(583bx) Conversion of Supercritical Bioethanol Into Hydrocarbons Over HZSM-5 Zeolite

Authors: 
Vanous, K., University of Washington
Pfaendtner, J., University of Washington
Resende, F., University of Washington

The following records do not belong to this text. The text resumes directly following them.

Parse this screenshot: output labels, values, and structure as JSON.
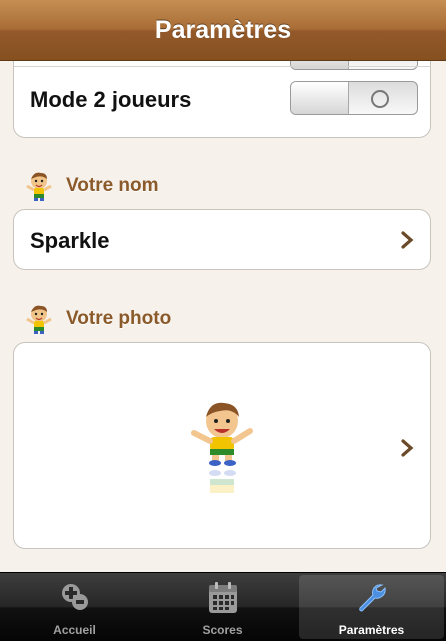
{
  "navbar": {
    "title": "Paramètres"
  },
  "settings": {
    "two_player": {
      "label": "Mode 2 joueurs",
      "enabled": false
    }
  },
  "name_section": {
    "header": "Votre nom",
    "value": "Sparkle"
  },
  "photo_section": {
    "header": "Votre photo"
  },
  "tabbar": {
    "tabs": [
      {
        "label": "Accueil",
        "icon": "home-plus-icon"
      },
      {
        "label": "Scores",
        "icon": "calendar-icon"
      },
      {
        "label": "Paramètres",
        "icon": "wrench-icon",
        "selected": true
      }
    ]
  },
  "colors": {
    "navbar": "#a86d36",
    "background": "#f6f1ea",
    "section_header": "#8a5a2a",
    "tab_selected": "#4a8fe0"
  }
}
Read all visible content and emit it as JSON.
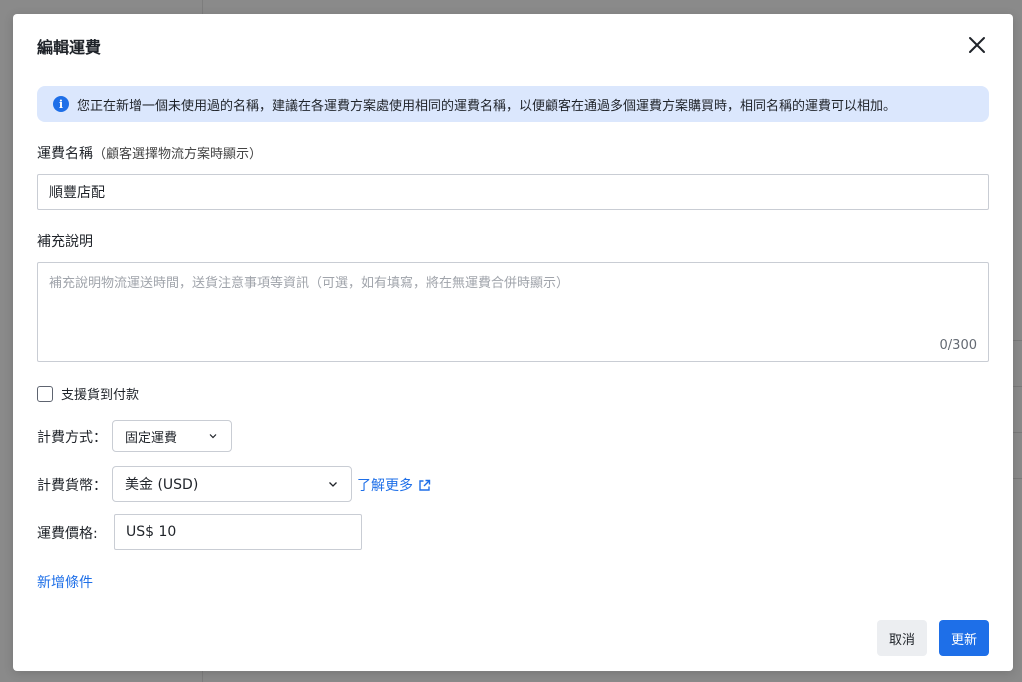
{
  "modal": {
    "title": "編輯運費"
  },
  "notice": {
    "text": "您正在新增一個未使用過的名稱，建議在各運費方案處使用相同的運費名稱，以便顧客在通過多個運費方案購買時，相同名稱的運費可以相加。"
  },
  "shipping_name": {
    "label": "運費名稱",
    "hint": "（顧客選擇物流方案時顯示）",
    "value": "順豐店配"
  },
  "description": {
    "label": "補充說明",
    "placeholder": "補充說明物流運送時間，送貨注意事項等資訊（可選，如有填寫，將在無運費合併時顯示）",
    "counter": "0/300"
  },
  "cod": {
    "label": "支援貨到付款",
    "checked": false
  },
  "billing_method": {
    "label": "計費方式：",
    "value": "固定運費"
  },
  "currency": {
    "label": "計費貨幣：",
    "value": "美金 (USD)",
    "learn_more": "了解更多"
  },
  "price": {
    "label": "運費價格:",
    "value": "US$ 10"
  },
  "add_condition": "新增條件",
  "buttons": {
    "cancel": "取消",
    "update": "更新"
  },
  "colors": {
    "primary": "#1e6fe8",
    "notice_bg": "#dbe7fd"
  }
}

Ethanol is a major product of the biofuel industry, though its use as a fuel additive presents many issues including costly distillation to separate ethanol from water, and fungibility problems of the gasoline-ethanol blend (e.g. corrosion in transportation pipelines). The direct conversion of ethanol into gasoline has been studied as an alternative route in which bioethanol is converted into a feedstock for directly building hydrocarbon mixtures that comprise gasoline. Benefits to this process include the production of fuels that are compatible with current transportation infrastructure, and reduced energetic costs associated with distillation since aqueous ethanol is suitable for this application. The ethanol-to-gasoline (ETG) process is normally carried out at temperatures of 300-400°C and 1 atm in the presence of a zeolite catalyst (HZSM-5). Extensive catalyst deactivation due to coke deposition inside the zeolite pores represents the major problem for the viability of the ETG process in industrial applications. This research investigates the use of high pressure to reach supercritical ethanol conditions as a potential means to simultaneously reduce coke formation and catalyst deactivation. Supercritical fluids are known for their excellent solvation properties, such as the ability of typically polar solvents to, at supercritical conditions, dissolve organic compounds. It is thus hypothesized that performing the ETG reaction at supercritical ethanol conditions will aid in dissolving the aromatic coke molecules formed during reaction and prevent them from depositing on the catalyst. Initially, ethanol is dehydrated to ethylene and water, producing permanent gases and an aqueous phase, followed by the transformation of ethylene into higher hydrocarbons, leading to organic and solid (coke) phases. GC and GC/MS with FID are currently being used to analyze the aqueous and organic phases, respectively, while GC with TCD is being used to analyze the permanent gases. FTIR and elemental analysis are being used to characterize the coke. Computational studies will be performed to lend additional insight on the ETG process. The reaction mechanism and kinetics will be studied using density functional theory-based molecular simulation, and Car Parinello Molecular Dynamics (CPMD) will be used to model zeolite/aromatic interactions.